“Now through the table,” my Sifu said, sipping his coffee, smiling, and enjoying himself thoroughly.
So Chris held his hands below the restaurant table, and I repeated the qi transmission.
Same result. In fact, it seemed like the table had zero effect on the transmission whatsoever. Chris was able to feel the energy in his hand even with the table in the way.
Story #2: Seeing is Believing
After my wife had surgery for cancer in 2005, she suddenly started getting severe menstrual cramps. When I say severe, I mean sobbing-and-moaning severe. The pain was intense, despite all of her efforts to heal it.
At the time, my wife was an intern at one of the best acupuncture colleges in the country, and she had access to several senior acupuncturists. Acupuncture and herbs helped a bit with the pain, but not enough. She was desperate, so I decided to give it a shot using External Qi Transmission.
We did several sessions in the clinic at the acupuncture college (where my wife and I met). Using External Qi Transmission, I was able to alleviate her pain better than any other therpy.
My theory is that the qi was able to penetrate deeply into her tissue, just like it went through the table. Once it penetrated the tissue, it was able to help the body’s energy to heal itself.

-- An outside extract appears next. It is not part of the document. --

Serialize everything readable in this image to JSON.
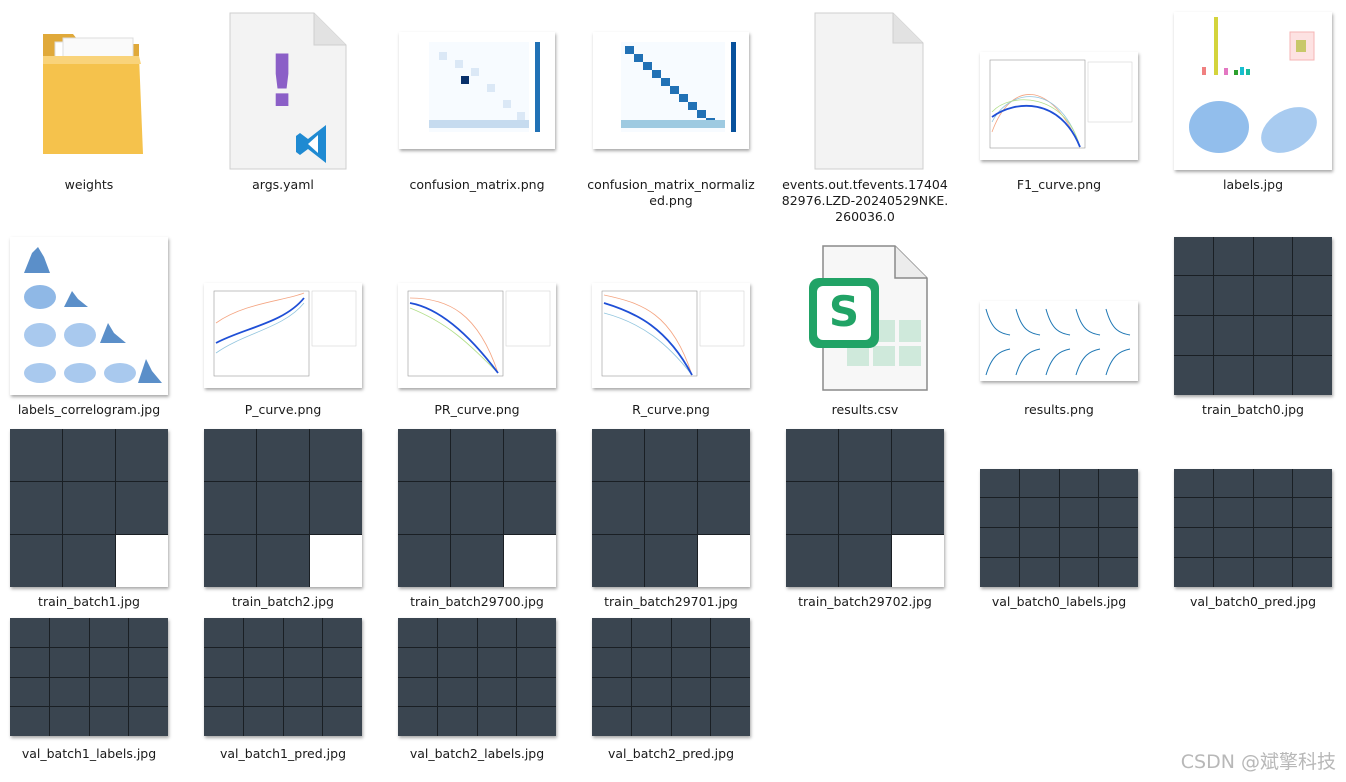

After one of the sessions, an acupuncture physician who was watching said the following to me: “If I hadn’t seen it with my own eyes, I wouldn’t have believed it.”
Story #3: Freaking Out a Friend

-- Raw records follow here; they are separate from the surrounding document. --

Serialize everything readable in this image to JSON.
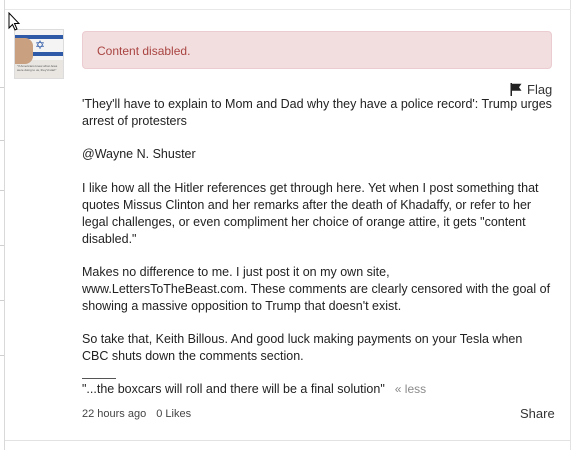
{
  "alert": {
    "text": "Content disabled."
  },
  "flag": {
    "label": "Flag",
    "icon": "flag-icon"
  },
  "comment": {
    "paragraphs": [
      "'They'll have to explain to Mom and Dad why they have a police record': Trump urges arrest of protesters",
      "@Wayne N. Shuster",
      "I like how all the Hitler references get through here. Yet when I post something that quotes Missus Clinton and her remarks after the death of Khadaffy, or refer to her legal challenges, or even compliment her choice of orange attire, it gets \"content disabled.\"",
      "Makes no difference to me. I just post it on my own site, www.LettersToTheBeast.com. These comments are clearly censored with the goal of showing a massive opposition to Trump that doesn't exist.",
      "So take that, Keith Billous. And good luck making payments on your Tesla when CBC shuts down the comments section."
    ],
    "signature": "\"...the boxcars will roll and there will be a final solution\"",
    "less_link": "« less"
  },
  "meta": {
    "timestamp": "22 hours ago",
    "likes": "0 Likes",
    "share_label": "Share"
  },
  "avatar": {
    "caption": "\"If Americans knew what Jews were doing to us, they'd start\""
  },
  "colors": {
    "alert_bg": "#f2dede",
    "alert_text": "#a94442",
    "alert_border": "#ebccd1"
  }
}
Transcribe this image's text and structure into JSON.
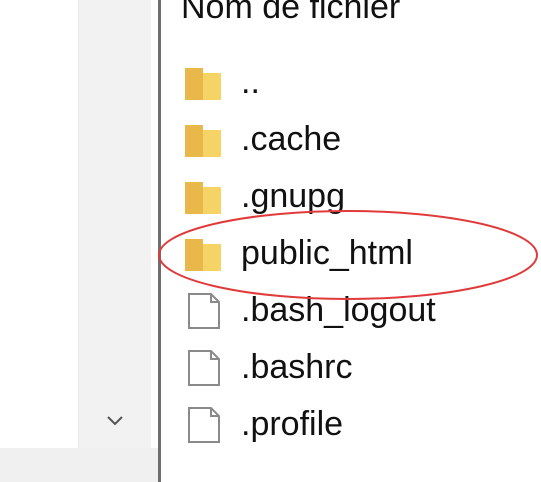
{
  "file_list": {
    "column_header": "Nom de fichier",
    "items": [
      {
        "name": "..",
        "type": "folder"
      },
      {
        "name": ".cache",
        "type": "folder"
      },
      {
        "name": ".gnupg",
        "type": "folder"
      },
      {
        "name": "public_html",
        "type": "folder"
      },
      {
        "name": ".bash_logout",
        "type": "file"
      },
      {
        "name": ".bashrc",
        "type": "file"
      },
      {
        "name": ".profile",
        "type": "file"
      }
    ]
  },
  "icons": {
    "folder": "folder-icon",
    "file": "file-icon",
    "scroll_down": "chevron-down-icon"
  },
  "colors": {
    "folder": "#f6d365",
    "folder_dark": "#e8b84a",
    "file_border": "#8a8a8a",
    "highlight": "#e03a3a",
    "divider": "#6e6e6e"
  }
}
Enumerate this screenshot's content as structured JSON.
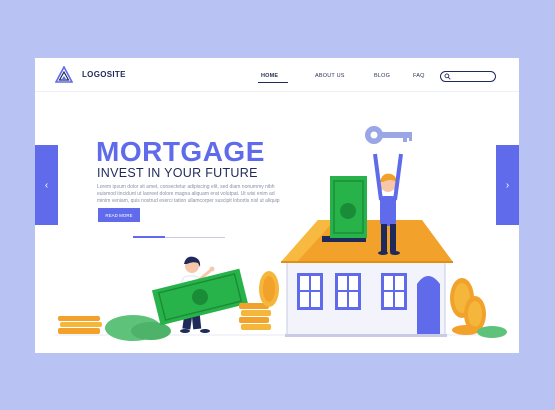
{
  "header": {
    "logo_text": "LOGOSITE",
    "nav": {
      "home": "HOME",
      "about": "ABOUT US",
      "blog": "BLOG",
      "faq": "FAQ"
    },
    "search": {
      "placeholder": ""
    }
  },
  "hero": {
    "title": "MORTGAGE",
    "subtitle": "INVEST IN YOUR FUTURE",
    "lorem": [
      "Lorem ipsum dolor sit amet, consectetur adipiscing elit, sed diam nonummy nibh",
      "euismod tincidunt ut laoreet dolore magna aliquam erat volutpat. Ut wisi enim ad",
      "minim veniam, quis nostrud exerci tation ullamcorper suscipit lobortis nisl ut aliquip"
    ],
    "button": "READ MORE"
  },
  "arrows": {
    "left": "‹",
    "right": "›"
  },
  "colors": {
    "background": "#b8c2f3",
    "accent": "#5f6bea",
    "dark": "#1f2a5a",
    "roof": "#f2a12a",
    "money": "#27b34a",
    "coins": "#f5a524"
  },
  "icons": [
    "logo-icon",
    "search-icon",
    "chevron-left-icon",
    "chevron-right-icon",
    "key-icon",
    "banknote-icon",
    "coin-stack-icon",
    "house-icon"
  ]
}
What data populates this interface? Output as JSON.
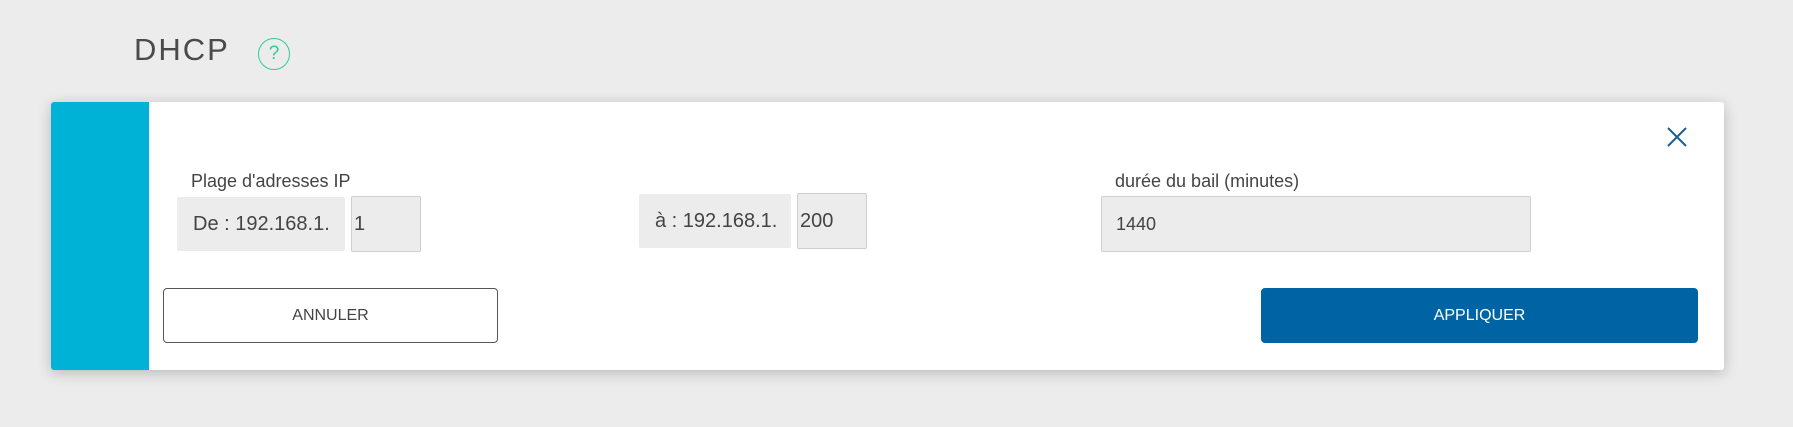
{
  "header": {
    "title": "DHCP",
    "help_label": "?"
  },
  "colors": {
    "accent": "#00b3d6",
    "primary_button": "#0064a4",
    "help_icon": "#2ecc9a",
    "background": "#ececec"
  },
  "form": {
    "range_label": "Plage d'adresses IP",
    "from_prefix": "De : 192.168.1.",
    "from_value": "1",
    "to_prefix": "à : 192.168.1.",
    "to_value": "200",
    "lease_label": "durée du bail (minutes)",
    "lease_value": "1440"
  },
  "actions": {
    "cancel_label": "ANNULER",
    "apply_label": "APPLIQUER"
  },
  "icons": {
    "help": "question-circle-icon",
    "close": "close-icon"
  }
}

Speaking of disbelief, I once completely freaked out a skeptic who also happens to be a dear friend of mine.
In 2008, I went back to New York for a visit. I had moved to Florida in 2004 to attend acupuncture college, but I still had friends and family back in NYC.

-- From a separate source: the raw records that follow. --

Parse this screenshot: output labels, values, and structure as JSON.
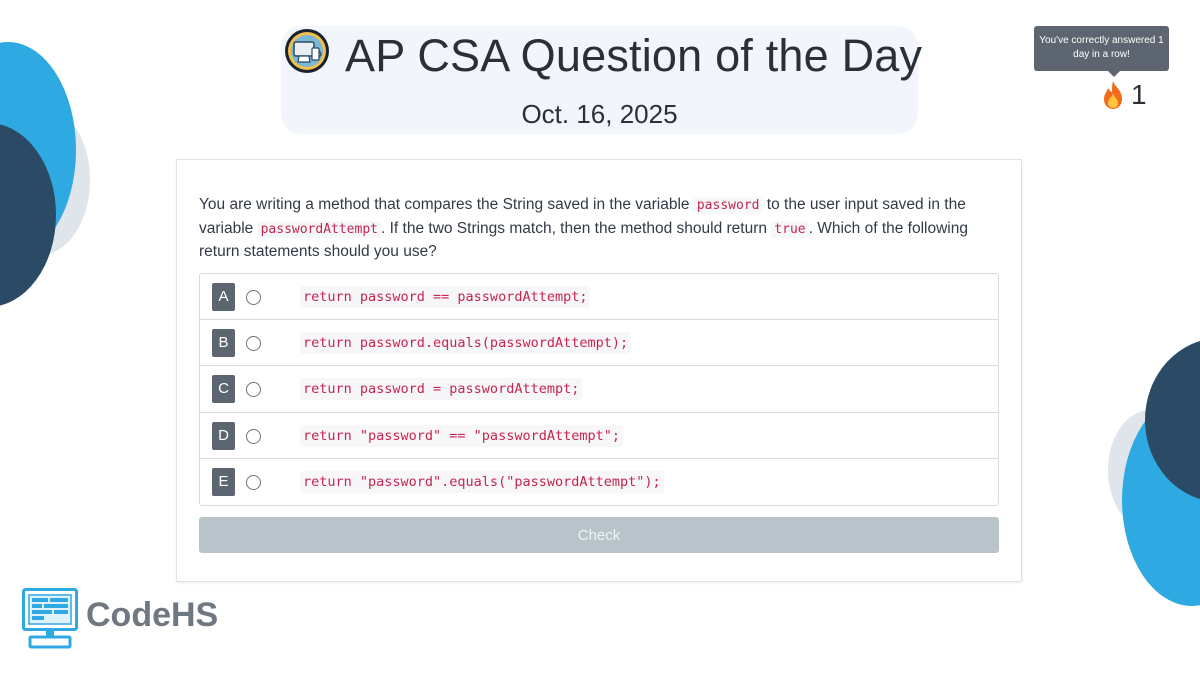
{
  "header": {
    "title": "AP CSA Question of the Day",
    "date": "Oct. 16, 2025"
  },
  "streak": {
    "tooltip": "You've correctly answered 1 day in a row!",
    "count": "1",
    "icon": "fire-icon"
  },
  "question": {
    "parts": [
      "You are writing a method that compares the String saved in the variable ",
      "password",
      " to the user input saved in the variable ",
      "passwordAttempt",
      ". If the two Strings match, then the method should return ",
      "true",
      ". Which of the following return statements should you use?"
    ]
  },
  "options": [
    {
      "letter": "A",
      "code": "return password == passwordAttempt;",
      "selected": false
    },
    {
      "letter": "B",
      "code": "return password.equals(passwordAttempt);",
      "selected": false
    },
    {
      "letter": "C",
      "code": "return password = passwordAttempt;",
      "selected": false
    },
    {
      "letter": "D",
      "code": "return \"password\" == \"passwordAttempt\";",
      "selected": false
    },
    {
      "letter": "E",
      "code": "return \"password\".equals(\"passwordAttempt\");",
      "selected": false
    }
  ],
  "check_button": {
    "label": "Check",
    "enabled": false
  },
  "brand": {
    "name": "CodeHS"
  },
  "colors": {
    "code_text": "#c7254e",
    "letter_badge": "#5d6670",
    "check_disabled": "#b9c4ca",
    "deco_blue": "#2aa9e0",
    "deco_navy": "#2b4a66"
  }
}
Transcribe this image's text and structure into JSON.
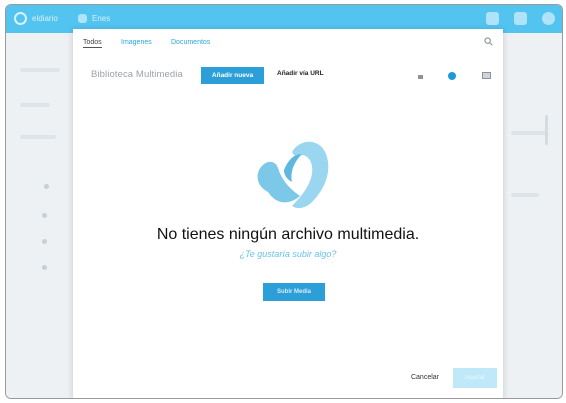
{
  "topbar": {
    "site_name": "eldiario",
    "section": "Enes",
    "icons": [
      "brush-icon",
      "grid-icon",
      "settings-icon"
    ]
  },
  "modal": {
    "tabs": [
      {
        "label": "Todos",
        "active": true
      },
      {
        "label": "Imagenes",
        "active": false
      },
      {
        "label": "Documentos",
        "active": false
      }
    ],
    "search_icon": "search-icon",
    "library_title": "Biblioteca Multimedia",
    "add_new_label": "Añadir nueva",
    "add_url_label": "Añadir vía URL",
    "view_icons": [
      "list-view-icon",
      "toggle-icon",
      "grid-view-icon"
    ],
    "empty_icon": "media-empty-icon",
    "empty_message": "No tienes ningún archivo multimedia.",
    "empty_prompt": "¿Te gustaría subir algo?",
    "upload_label": "Subir Media",
    "cancel_label": "Cancelar",
    "insert_label": "Insertar"
  },
  "colors": {
    "accent": "#2d9fd8",
    "topbar": "#53c3ef",
    "link": "#4cb9e6"
  }
}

While there, I saw an old friend — one whom I had known since high school. While cooking dinner, she accidentally burned herself. Later that evening, she complained about the pain from the burn.
“I can probably fix that for you,” I offered casually. She looked at me like I was crazy. But then again, she was an old friend and already knew that I was crazy. So she agreed, albeit reluctantly.
I charged my palm with qi, and then held it over the burn for about 5 minutes. This was another technique I had learned. It’s slightly different than opening the energy points with the Sword Finger, but very effective.
After 5 minutes of holding my palm above her burned skin, the pain was gone.
My friend was quietly freaking out, and got up to go pour herself a glass of wine. When she sat down, she looked visibly shaken.
“You just got rid of my pain — without touching me,” she said after a pregnant pause.
I had underestimated her skepticism. Over the years, I had gotten more and more casual with the reality of External Qi Transmission. To me, it was no longer mysterious. It was a natural, if unexplained, phenomenon.
But my friend wasn’t on the same page yet. At the time, she worked in bioscience research at a prestigious university. External Qi Transmission was not something that was in her window of possibility. In fact, I had seriously challenged her world view by taking away her pain.
As I watched her sip her wine, it occurred to me that the pain of having her world view shattered was probably worse than the pain from the burn.
To be continued?
This post turned out to be longer than I expected. I’ve still got several more stories to share, as well as my own thoughts about the phenomenon of External Qi Transmission. Shall I continue in another post later?
UPDATE: You can read part 2 of this article here.Best regards, Sifu Anthony I’m Anthony Korahais, and I used qigong to heal from clinical depression, low back pain, anxiety, and chronic fatigue. I’ve already taught thousands of people from all over the world how to use qigong for their own stubborn health challenges. As the director of Flowing Zen and a board member for the National Qigong Association, I'm fully committed to helping people with these arts. In addition to my blog, I also teach online courses and offer in-person retreats and workshops.